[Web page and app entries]
=== Begin Enclosure ===

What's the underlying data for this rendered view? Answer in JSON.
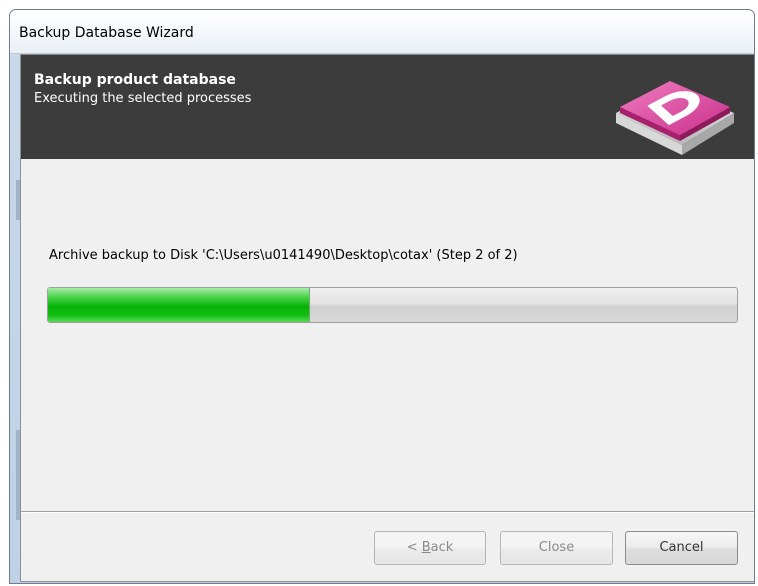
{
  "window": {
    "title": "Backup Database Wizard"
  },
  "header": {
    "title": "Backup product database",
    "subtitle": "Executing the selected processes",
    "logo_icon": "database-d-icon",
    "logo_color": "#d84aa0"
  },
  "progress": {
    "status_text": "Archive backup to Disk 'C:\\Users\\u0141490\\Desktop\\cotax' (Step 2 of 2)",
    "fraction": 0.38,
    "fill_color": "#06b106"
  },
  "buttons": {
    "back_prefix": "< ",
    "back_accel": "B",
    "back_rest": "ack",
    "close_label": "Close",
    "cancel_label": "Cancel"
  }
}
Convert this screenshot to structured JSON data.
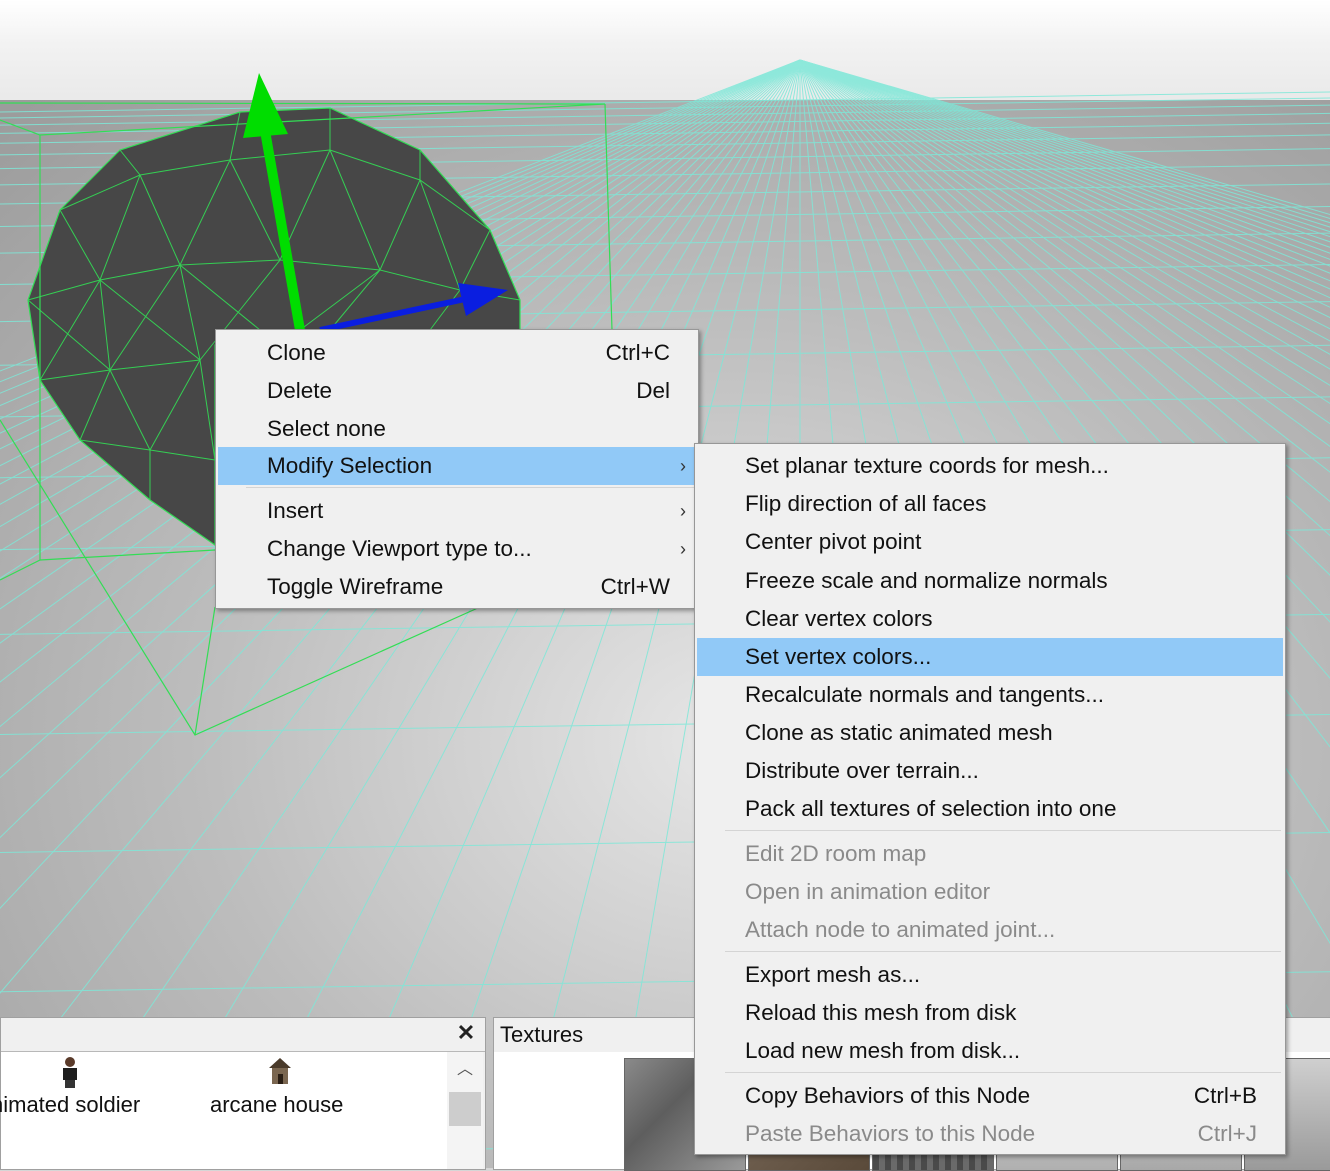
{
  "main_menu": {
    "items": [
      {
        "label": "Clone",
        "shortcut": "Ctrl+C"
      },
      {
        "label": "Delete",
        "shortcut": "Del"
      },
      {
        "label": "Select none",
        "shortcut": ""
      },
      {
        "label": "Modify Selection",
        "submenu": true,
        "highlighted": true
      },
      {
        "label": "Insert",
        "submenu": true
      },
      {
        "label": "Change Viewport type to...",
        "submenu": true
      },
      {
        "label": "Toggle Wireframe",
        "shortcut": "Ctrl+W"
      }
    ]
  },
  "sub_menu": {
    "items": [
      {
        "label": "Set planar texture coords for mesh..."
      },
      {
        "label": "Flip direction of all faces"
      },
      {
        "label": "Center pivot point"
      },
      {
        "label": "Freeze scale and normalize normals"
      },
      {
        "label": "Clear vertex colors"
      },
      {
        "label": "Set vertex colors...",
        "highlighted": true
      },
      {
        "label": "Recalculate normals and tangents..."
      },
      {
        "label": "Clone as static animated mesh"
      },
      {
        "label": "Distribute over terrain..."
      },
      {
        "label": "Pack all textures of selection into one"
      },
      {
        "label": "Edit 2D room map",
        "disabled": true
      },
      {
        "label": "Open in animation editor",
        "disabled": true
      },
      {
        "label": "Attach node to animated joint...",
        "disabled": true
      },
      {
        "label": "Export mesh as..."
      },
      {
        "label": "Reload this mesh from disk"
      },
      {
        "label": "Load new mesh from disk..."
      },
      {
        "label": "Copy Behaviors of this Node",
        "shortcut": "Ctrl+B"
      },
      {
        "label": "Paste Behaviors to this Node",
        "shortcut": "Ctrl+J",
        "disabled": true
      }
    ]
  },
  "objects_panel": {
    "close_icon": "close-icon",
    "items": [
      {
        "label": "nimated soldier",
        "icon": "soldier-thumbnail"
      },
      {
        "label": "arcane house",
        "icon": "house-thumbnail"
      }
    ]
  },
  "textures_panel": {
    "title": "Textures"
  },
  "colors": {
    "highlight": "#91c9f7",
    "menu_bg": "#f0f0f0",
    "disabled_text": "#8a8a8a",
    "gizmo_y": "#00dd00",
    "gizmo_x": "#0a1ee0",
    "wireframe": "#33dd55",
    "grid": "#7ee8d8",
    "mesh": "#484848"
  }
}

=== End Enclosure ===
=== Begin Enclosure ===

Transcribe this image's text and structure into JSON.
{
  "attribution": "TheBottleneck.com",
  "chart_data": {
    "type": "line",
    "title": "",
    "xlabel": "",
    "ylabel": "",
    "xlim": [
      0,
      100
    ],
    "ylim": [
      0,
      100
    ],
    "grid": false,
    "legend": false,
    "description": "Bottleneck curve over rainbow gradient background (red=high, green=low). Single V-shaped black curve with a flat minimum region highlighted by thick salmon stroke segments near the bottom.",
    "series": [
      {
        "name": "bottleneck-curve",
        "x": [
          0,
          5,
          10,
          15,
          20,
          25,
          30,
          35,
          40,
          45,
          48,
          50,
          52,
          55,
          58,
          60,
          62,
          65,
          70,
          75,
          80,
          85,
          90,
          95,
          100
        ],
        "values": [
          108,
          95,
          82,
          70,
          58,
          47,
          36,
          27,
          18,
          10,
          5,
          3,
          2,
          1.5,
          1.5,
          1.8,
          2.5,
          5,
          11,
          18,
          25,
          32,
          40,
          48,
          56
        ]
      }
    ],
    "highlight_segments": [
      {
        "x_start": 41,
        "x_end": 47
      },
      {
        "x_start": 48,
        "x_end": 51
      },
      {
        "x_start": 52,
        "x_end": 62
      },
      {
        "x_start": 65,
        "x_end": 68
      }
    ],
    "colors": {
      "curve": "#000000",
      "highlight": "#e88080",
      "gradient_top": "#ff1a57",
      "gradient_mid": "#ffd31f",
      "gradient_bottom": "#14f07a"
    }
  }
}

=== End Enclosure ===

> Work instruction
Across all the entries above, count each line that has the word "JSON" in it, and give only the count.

> Response for this exercise
3